- DESCRIPTION OF THE TASK
This exercise calls for every line of the data below with the string "القران" in it.
START SUPPLIED DATA
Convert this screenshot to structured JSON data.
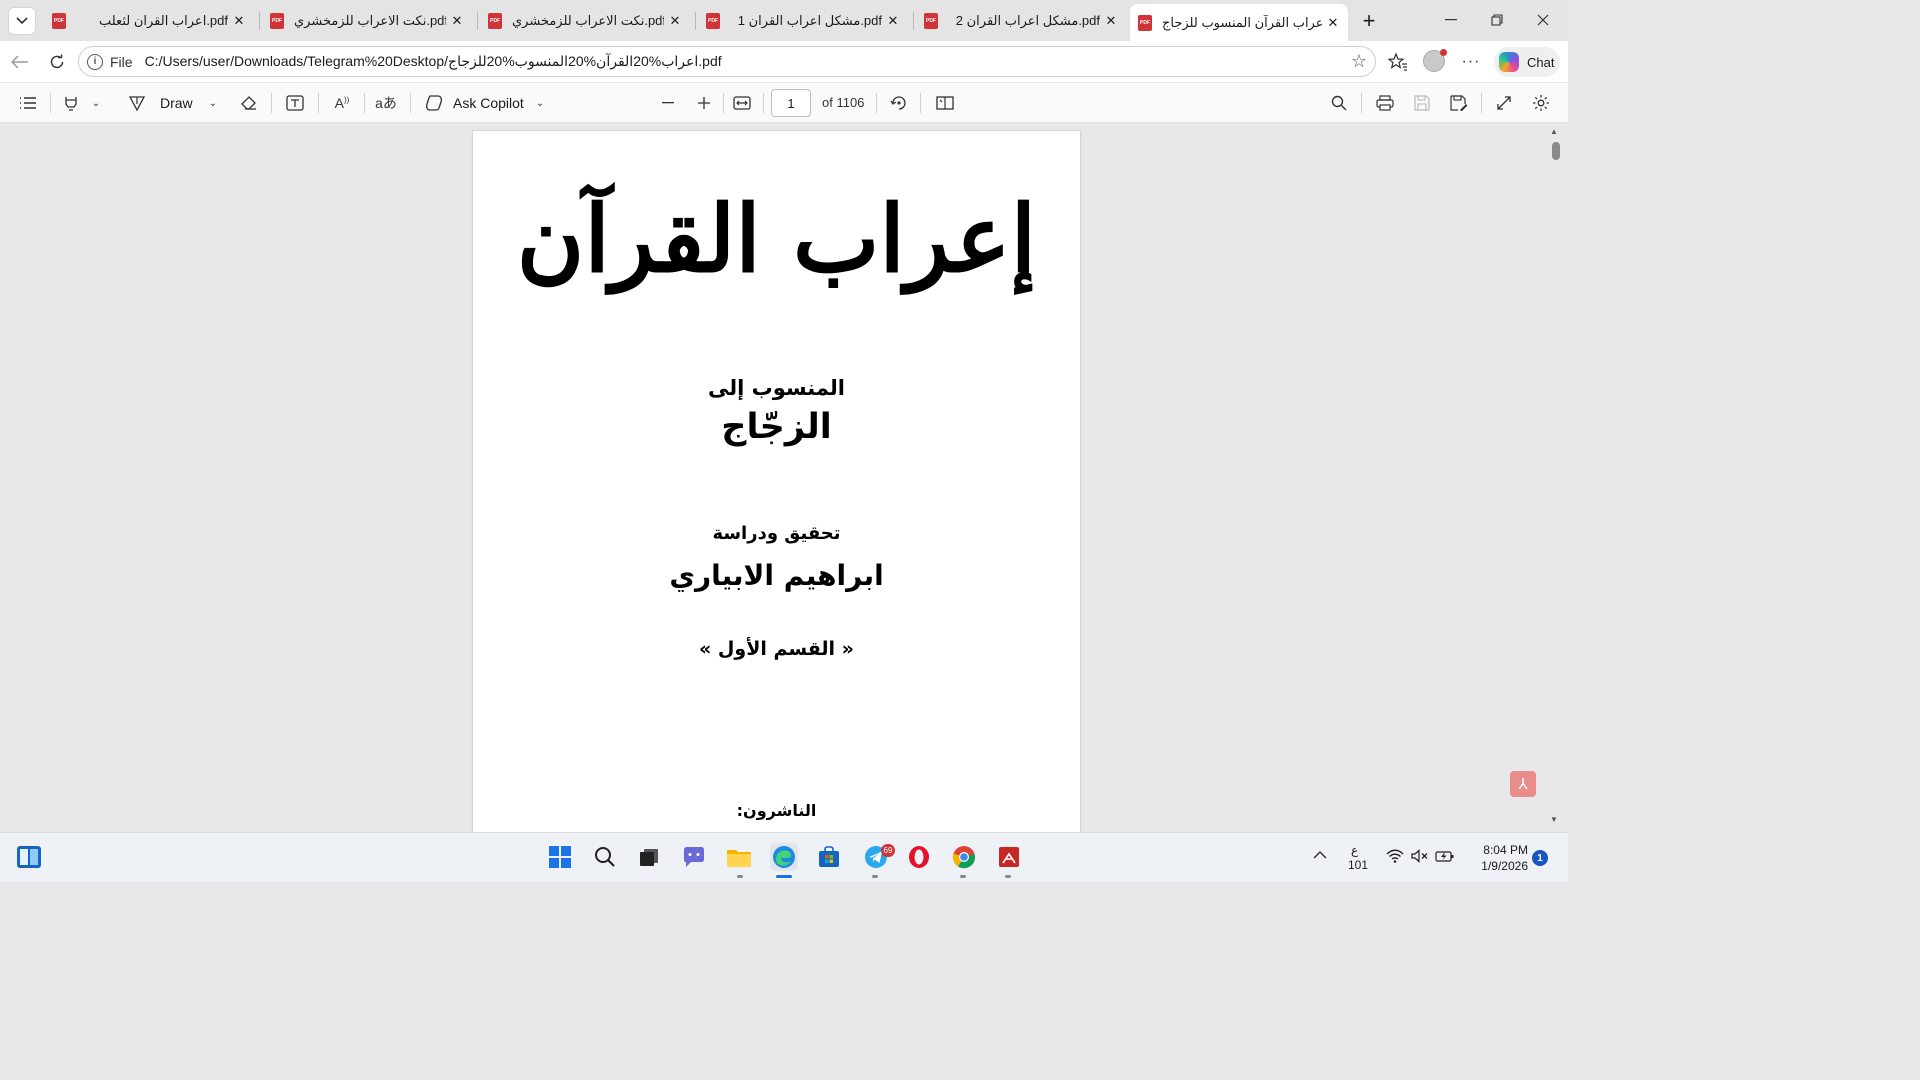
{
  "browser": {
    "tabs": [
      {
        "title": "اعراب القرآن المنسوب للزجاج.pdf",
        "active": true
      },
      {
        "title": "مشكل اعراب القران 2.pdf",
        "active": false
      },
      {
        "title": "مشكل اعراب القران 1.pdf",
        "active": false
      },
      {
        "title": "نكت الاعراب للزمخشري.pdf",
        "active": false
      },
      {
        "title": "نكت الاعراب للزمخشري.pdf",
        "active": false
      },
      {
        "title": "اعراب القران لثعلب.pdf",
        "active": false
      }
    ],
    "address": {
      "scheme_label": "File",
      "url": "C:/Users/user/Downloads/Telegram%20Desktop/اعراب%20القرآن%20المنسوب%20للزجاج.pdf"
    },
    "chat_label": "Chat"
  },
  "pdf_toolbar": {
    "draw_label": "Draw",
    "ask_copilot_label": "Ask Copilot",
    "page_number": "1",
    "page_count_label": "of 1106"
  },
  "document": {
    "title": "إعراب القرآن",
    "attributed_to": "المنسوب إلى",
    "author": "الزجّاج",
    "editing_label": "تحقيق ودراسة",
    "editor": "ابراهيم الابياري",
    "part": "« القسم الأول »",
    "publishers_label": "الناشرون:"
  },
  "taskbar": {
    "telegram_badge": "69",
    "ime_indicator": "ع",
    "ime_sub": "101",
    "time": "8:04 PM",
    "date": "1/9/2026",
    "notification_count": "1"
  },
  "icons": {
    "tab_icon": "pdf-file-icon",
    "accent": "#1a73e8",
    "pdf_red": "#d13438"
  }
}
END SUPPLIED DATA
- EXERCISE RESPONSE
        "title": "مشكل اعراب القران 2.pdf",
        "title": "مشكل اعراب القران 1.pdf",
        "title": "اعراب القران لثعلب.pdf",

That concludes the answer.